  5. godawgs1701

    I’d be more worried about it if it was something we were good at last year, but since we weren’t I think I’ll choose to put this on the pile of things I’m not really worried about, like the check engine light.

    Liked by 6 people

  6. Biggen

    That doesn’t mean the other three aren’t any good at pass blocking though. They just haven’t had any opportunities yet like Cook/Zeus had.

    I’m not sure I’d count Cook as an elite pass blocker either. On that above referenced play it’s not like he stones Harris. Cook falls sideways during the block and trips up Harris.

    Liked by 1 person

    • Dylan Dreyer's Booty

      A guy who has probably the fewest reps of the returnees – Daijun Edwards – seems like a guy willing and able to stone a rusher. Regardless, as the stats show, we really haven’t lost much because we never had it to begin with.

      Liked by 1 person

  7. How important is pass blocking in critical situations? Ask Devonta Freeman.

    Liked by 2 people

  8. W Cobb Dawg

    Meh, I recall reading some complaints about Gurley’s blocking. If he was on the sideline for 1 play due to blocking deficiencies it was 1 play too many.

    Our RBs will be an asset this year. And looking forward with 220+ lb RBs Robinson and Paul coming in, the future is very bright.

    Liked by 2 people

    • ASEF

      IMO, Gurley botched the block on the LB that tipped the final pass in the ‘12 SEC championship. Let the guy get into him and elevate. If TG initiates the contact, guy can’t get any air.


      • W Cobb Dawg

        If we’re gonna ‘shoulda’, I’d suggest we shoulda gave the ball to Gurley and let him fly or plow into the end zone. Heck, he carried half of bama’s D on his back for his earlier TD in that game.


  9. Dawgfan1995

    Arguably, with how few pass pro plays for RBs that we ran, Monken already has adjusted for this.
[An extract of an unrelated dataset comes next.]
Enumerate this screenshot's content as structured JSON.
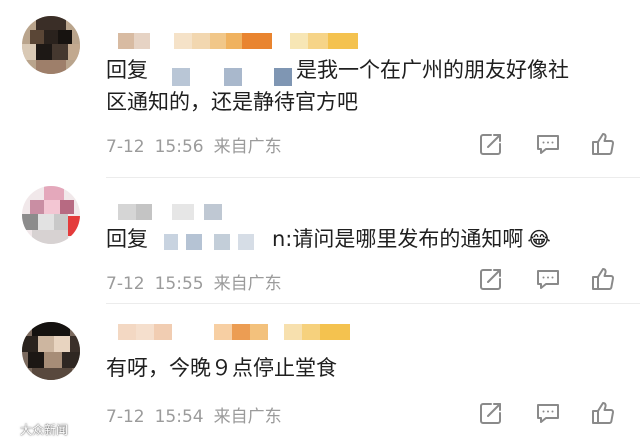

  10. practicaldawg

    Cook’s pass protection was something we always took for granted. He was excellent, and I think it’s what really let him max out playing time in his last 2 years. He happened to be very good at catching footballs too.


  11. Spell Dawg
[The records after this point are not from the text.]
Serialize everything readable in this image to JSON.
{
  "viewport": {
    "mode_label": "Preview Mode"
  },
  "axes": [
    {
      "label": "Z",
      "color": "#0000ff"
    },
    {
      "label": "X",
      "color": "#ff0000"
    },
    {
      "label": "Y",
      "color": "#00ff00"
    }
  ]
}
    That Mississippi stud RB we just brought in reminds me of Chubb, incredibly strong with a low center of gravity. If he can get pass-pro down, we’ll be fine.


  12. whb209

    Pass pro has a lot to do with the ability to stick your nose in the rushers chest. If you don’t mind the sight of you own blood the job is yours. Coach Monken has this under control.

    Liked by 1 person

  13. Texas Dawg

    I’m sure they will improve with playing time. If I remember correctly, Cook was not that good of a blocker early in his career. He improved tremendously with coaching and playing time.

    Liked by 2 people

  14. ASEF

    Backs tend to get better year by year at blocking. It takes time and reps, given that most of them were never asked to do it in high school.

    Liked by 1 person